ADDENDUM: The Whittier Daily News reports that Alvarez is the first person to be prosecuted under the Stolen Valor Ac, but that may not be accurate. As we reported last August, former Army Corporal Richard McClanahan pleaded guilty in Texas to federal charges of bank fraud and claiming that he had won the Medal of Honor--a violation of the Stolen Valor law. McClanahan is currently serving time in federal prison.

Based on that, it would appear that Alvarez is the first person in California to be prosecuted under the 2005 law. A dubious distinction, to be sure, but in some parts of that state, Alvarez's guilty plea (and efforts to get it thrown out) may be viewed as a badge of honor. Maybe he should run for the water board in San Francisco--he'd be a shoo-in.


Redgoose said...

I believe it's Whittier...

Ken Prescott said...

I sincerely hope Judge Rafeedie applies the precedent set in the landmark case Cheech v. Chong:


George Smiley said...

Goose--Good catch. Need to pay a little more attention to the spellchecker. GS.

Redgoose said...

It's all in the timing, George.

Love your stuff...


Brian H said...

More charges, double the pain.

Unknown said...

I'm a combat veteran with SOME sense of the enormous sacrifices that others made in actually earning the MOH. I am NOT defending this creep.

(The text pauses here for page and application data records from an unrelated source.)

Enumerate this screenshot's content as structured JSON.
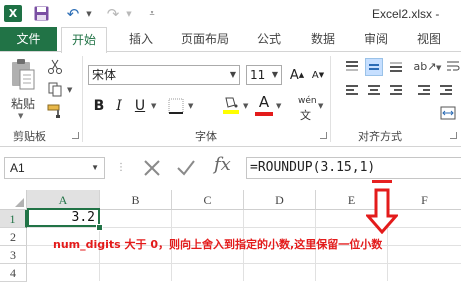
{
  "title_bar": {
    "app_logo": "X",
    "document_title": "Excel2.xlsx -"
  },
  "tabs": [
    {
      "label": "文件",
      "active": false
    },
    {
      "label": "开始",
      "active": true
    },
    {
      "label": "插入",
      "active": false
    },
    {
      "label": "页面布局",
      "active": false
    },
    {
      "label": "公式",
      "active": false
    },
    {
      "label": "数据",
      "active": false
    },
    {
      "label": "审阅",
      "active": false
    },
    {
      "label": "视图",
      "active": false
    }
  ],
  "ribbon": {
    "clipboard": {
      "paste_label": "粘贴",
      "group_label": "剪贴板"
    },
    "font": {
      "font_name": "宋体",
      "font_size": "11",
      "bold": "B",
      "italic": "I",
      "underline": "U",
      "font_color_glyph": "A",
      "phonetic": "wén",
      "group_label": "字体",
      "colors": {
        "highlight": "#ffff00",
        "font_color": "#e31b1b"
      }
    },
    "alignment": {
      "group_label": "对齐方式"
    }
  },
  "formula_bar": {
    "name_box": "A1",
    "fx_label": "fx",
    "formula": "=ROUNDUP(3.15,1)"
  },
  "sheet": {
    "columns": [
      "A",
      "B",
      "C",
      "D",
      "E",
      "F"
    ],
    "rows": [
      "1",
      "2",
      "3",
      "4"
    ],
    "active_cell_value": "3.2"
  },
  "annotation": "num_digits 大于 0，则向上舍入到指定的小数,这里保留一位小数",
  "colors": {
    "accent": "#217346",
    "annotation": "#e31b1b"
  }
}
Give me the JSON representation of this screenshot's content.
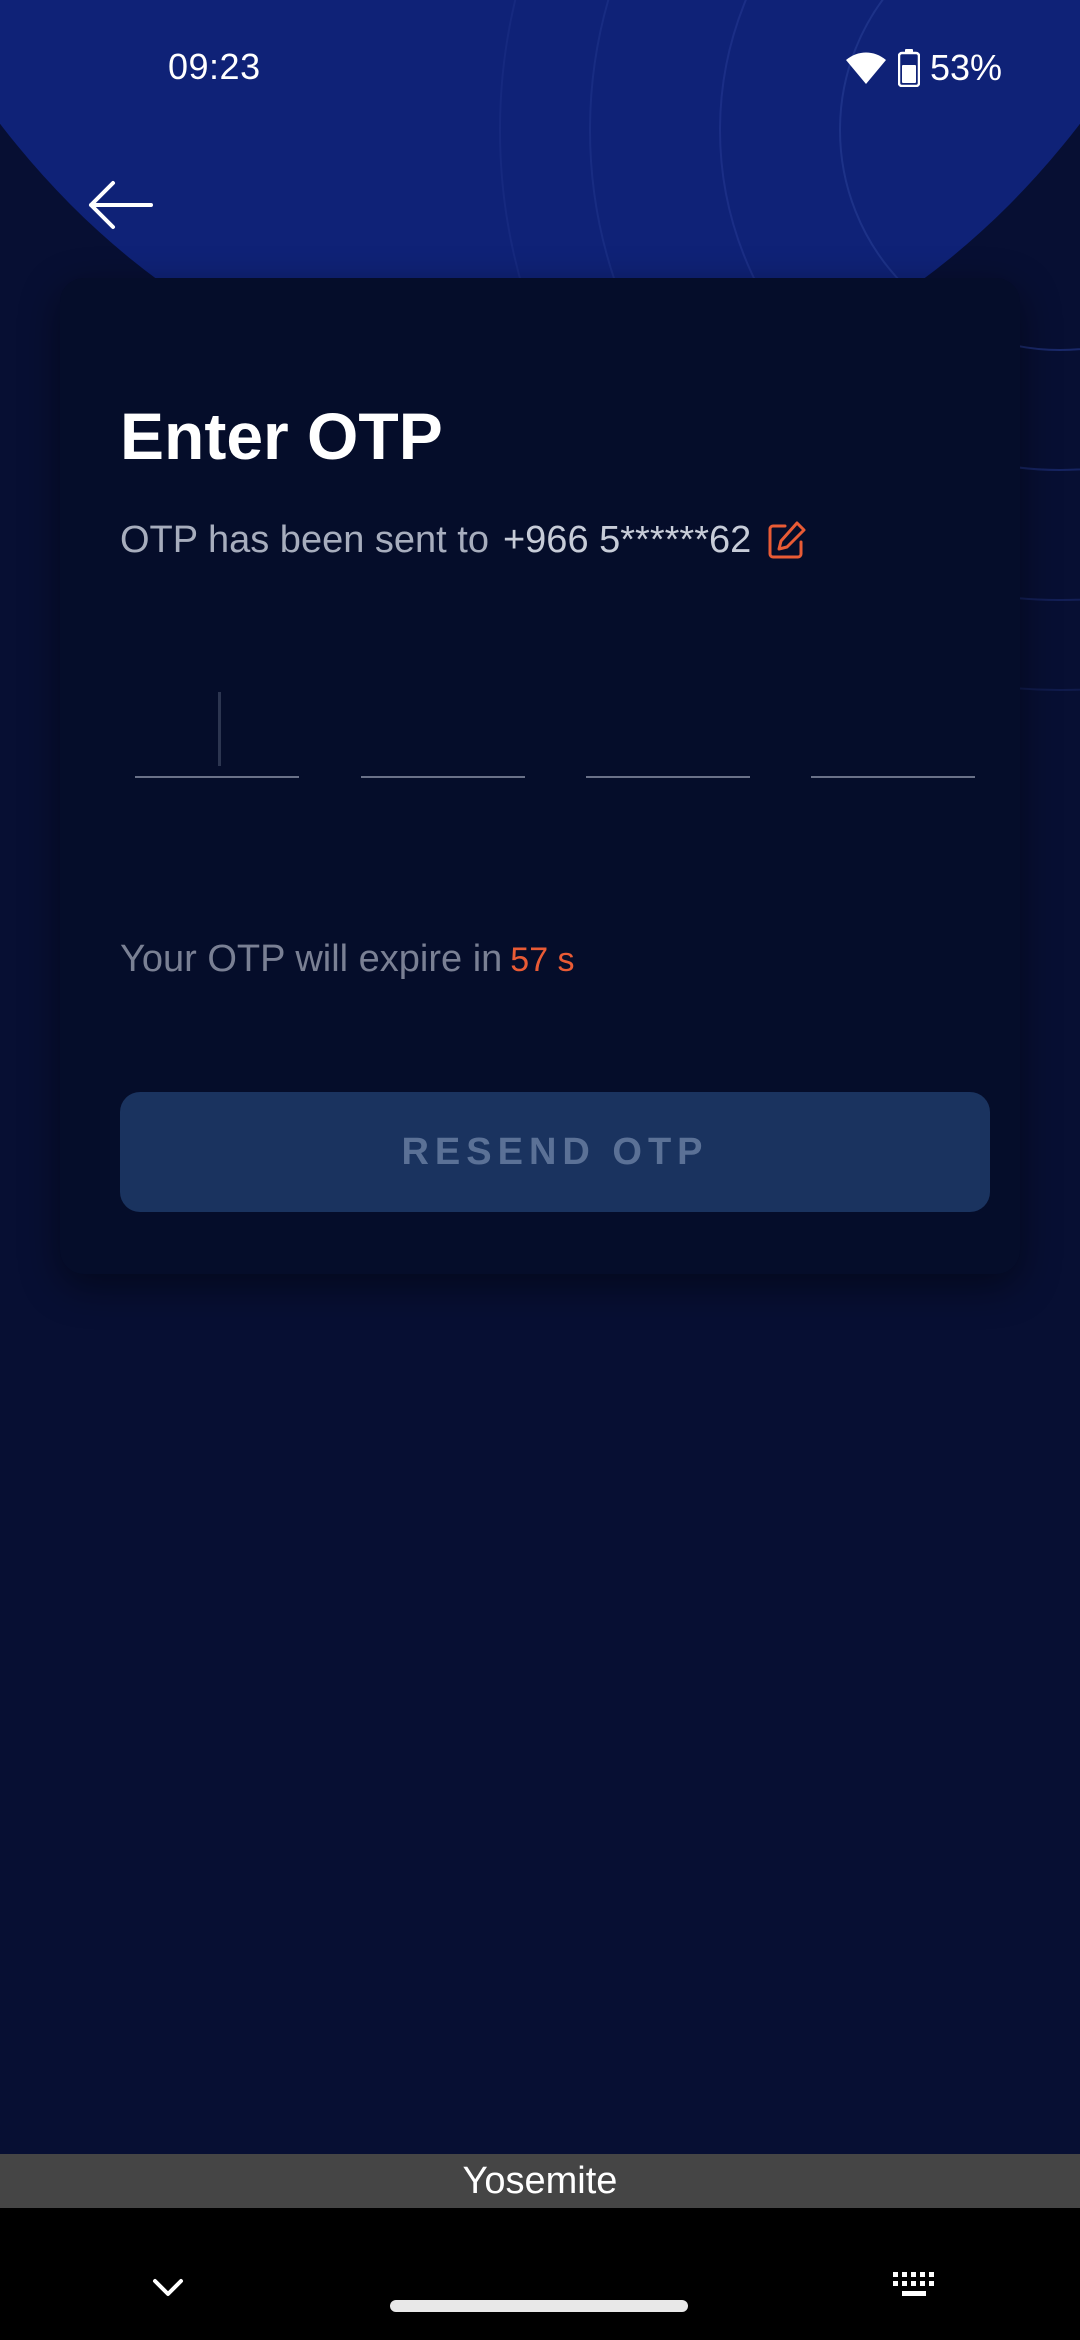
{
  "status_bar": {
    "time": "09:23",
    "battery": "53%",
    "icons": [
      "wifi-icon",
      "battery-icon"
    ]
  },
  "nav": {
    "back_icon": "arrow-left-icon"
  },
  "card": {
    "title": "Enter OTP",
    "subtitle_prefix": "OTP has been sent to",
    "phone": "+966 5******62",
    "edit_icon": "edit-icon",
    "otp_digits": [
      "",
      "",
      "",
      ""
    ],
    "expire_prefix": "Your OTP will expire in",
    "expire_count": "57 s",
    "resend_label": "RESEND OTP"
  },
  "keyboard": {
    "suggestion": "Yosemite",
    "icons": [
      "chevron-down-icon",
      "keyboard-icon"
    ]
  },
  "colors": {
    "background": "#070f33",
    "header": "#0f2277",
    "card": "#050d2a",
    "accent": "#e95b35",
    "button": "#1a335f",
    "button_text": "#5b7196"
  }
}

The interesting point where the case is a "first," I have read that it's the first time that someone has been prosecuted for ONLY the verbal claim of winning the award and not also wearing it. Legally, that's a distinction between "speech" and action, which plays into this defense.

I hope that the defense is thrown out and the creep gets the max.